[[ Information supplied open ]]
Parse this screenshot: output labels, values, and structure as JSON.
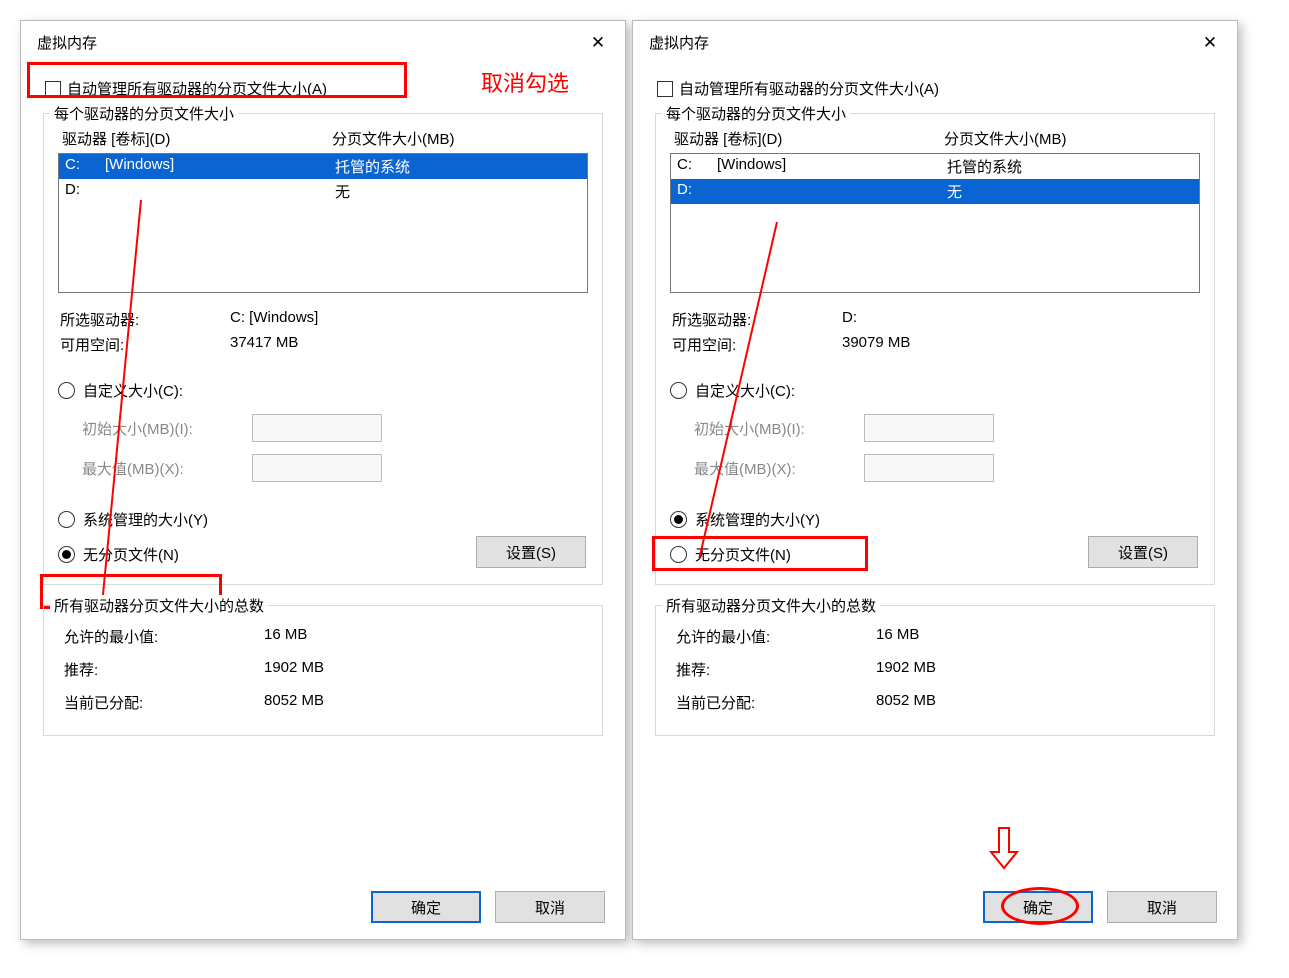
{
  "left": {
    "title": "虚拟内存",
    "auto_manage": "自动管理所有驱动器的分页文件大小(A)",
    "fieldset1_legend": "每个驱动器的分页文件大小",
    "drive_col1": "驱动器 [卷标](D)",
    "drive_col2": "分页文件大小(MB)",
    "drives": [
      {
        "letter": "C:",
        "label": "[Windows]",
        "size": "托管的系统",
        "selected": true
      },
      {
        "letter": "D:",
        "label": "",
        "size": "无",
        "selected": false
      }
    ],
    "selected_drive_lbl": "所选驱动器:",
    "selected_drive_val": "C:  [Windows]",
    "free_space_lbl": "可用空间:",
    "free_space_val": "37417 MB",
    "radio_custom": "自定义大小(C):",
    "initial_lbl": "初始大小(MB)(I):",
    "max_lbl": "最大值(MB)(X):",
    "radio_system": "系统管理的大小(Y)",
    "radio_none": "无分页文件(N)",
    "radio_selected": "none",
    "set_btn": "设置(S)",
    "fieldset2_legend": "所有驱动器分页文件大小的总数",
    "min_lbl": "允许的最小值:",
    "min_val": "16 MB",
    "rec_lbl": "推荐:",
    "rec_val": "1902 MB",
    "cur_lbl": "当前已分配:",
    "cur_val": "8052 MB",
    "ok_btn": "确定",
    "cancel_btn": "取消",
    "annotation_uncheck": "取消勾选"
  },
  "right": {
    "title": "虚拟内存",
    "auto_manage": "自动管理所有驱动器的分页文件大小(A)",
    "fieldset1_legend": "每个驱动器的分页文件大小",
    "drive_col1": "驱动器 [卷标](D)",
    "drive_col2": "分页文件大小(MB)",
    "drives": [
      {
        "letter": "C:",
        "label": "[Windows]",
        "size": "托管的系统",
        "selected": false
      },
      {
        "letter": "D:",
        "label": "",
        "size": "无",
        "selected": true
      }
    ],
    "selected_drive_lbl": "所选驱动器:",
    "selected_drive_val": "D:",
    "free_space_lbl": "可用空间:",
    "free_space_val": "39079 MB",
    "radio_custom": "自定义大小(C):",
    "initial_lbl": "初始大小(MB)(I):",
    "max_lbl": "最大值(MB)(X):",
    "radio_system": "系统管理的大小(Y)",
    "radio_none": "无分页文件(N)",
    "radio_selected": "system",
    "set_btn": "设置(S)",
    "fieldset2_legend": "所有驱动器分页文件大小的总数",
    "min_lbl": "允许的最小值:",
    "min_val": "16 MB",
    "rec_lbl": "推荐:",
    "rec_val": "1902 MB",
    "cur_lbl": "当前已分配:",
    "cur_val": "8052 MB",
    "ok_btn": "确定",
    "cancel_btn": "取消"
  }
}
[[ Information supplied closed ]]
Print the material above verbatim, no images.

Parse this screenshot: output labels, values, and structure as JSON.
{
  "left": {
    "title": "虚拟内存",
    "auto_manage": "自动管理所有驱动器的分页文件大小(A)",
    "fieldset1_legend": "每个驱动器的分页文件大小",
    "drive_col1": "驱动器 [卷标](D)",
    "drive_col2": "分页文件大小(MB)",
    "drives": [
      {
        "letter": "C:",
        "label": "[Windows]",
        "size": "托管的系统",
        "selected": true
      },
      {
        "letter": "D:",
        "label": "",
        "size": "无",
        "selected": false
      }
    ],
    "selected_drive_lbl": "所选驱动器:",
    "selected_drive_val": "C:  [Windows]",
    "free_space_lbl": "可用空间:",
    "free_space_val": "37417 MB",
    "radio_custom": "自定义大小(C):",
    "initial_lbl": "初始大小(MB)(I):",
    "max_lbl": "最大值(MB)(X):",
    "radio_system": "系统管理的大小(Y)",
    "radio_none": "无分页文件(N)",
    "radio_selected": "none",
    "set_btn": "设置(S)",
    "fieldset2_legend": "所有驱动器分页文件大小的总数",
    "min_lbl": "允许的最小值:",
    "min_val": "16 MB",
    "rec_lbl": "推荐:",
    "rec_val": "1902 MB",
    "cur_lbl": "当前已分配:",
    "cur_val": "8052 MB",
    "ok_btn": "确定",
    "cancel_btn": "取消",
    "annotation_uncheck": "取消勾选"
  },
  "right": {
    "title": "虚拟内存",
    "auto_manage": "自动管理所有驱动器的分页文件大小(A)",
    "fieldset1_legend": "每个驱动器的分页文件大小",
    "drive_col1": "驱动器 [卷标](D)",
    "drive_col2": "分页文件大小(MB)",
    "drives": [
      {
        "letter": "C:",
        "label": "[Windows]",
        "size": "托管的系统",
        "selected": false
      },
      {
        "letter": "D:",
        "label": "",
        "size": "无",
        "selected": true
      }
    ],
    "selected_drive_lbl": "所选驱动器:",
    "selected_drive_val": "D:",
    "free_space_lbl": "可用空间:",
    "free_space_val": "39079 MB",
    "radio_custom": "自定义大小(C):",
    "initial_lbl": "初始大小(MB)(I):",
    "max_lbl": "最大值(MB)(X):",
    "radio_system": "系统管理的大小(Y)",
    "radio_none": "无分页文件(N)",
    "radio_selected": "system",
    "set_btn": "设置(S)",
    "fieldset2_legend": "所有驱动器分页文件大小的总数",
    "min_lbl": "允许的最小值:",
    "min_val": "16 MB",
    "rec_lbl": "推荐:",
    "rec_val": "1902 MB",
    "cur_lbl": "当前已分配:",
    "cur_val": "8052 MB",
    "ok_btn": "确定",
    "cancel_btn": "取消"
  }
}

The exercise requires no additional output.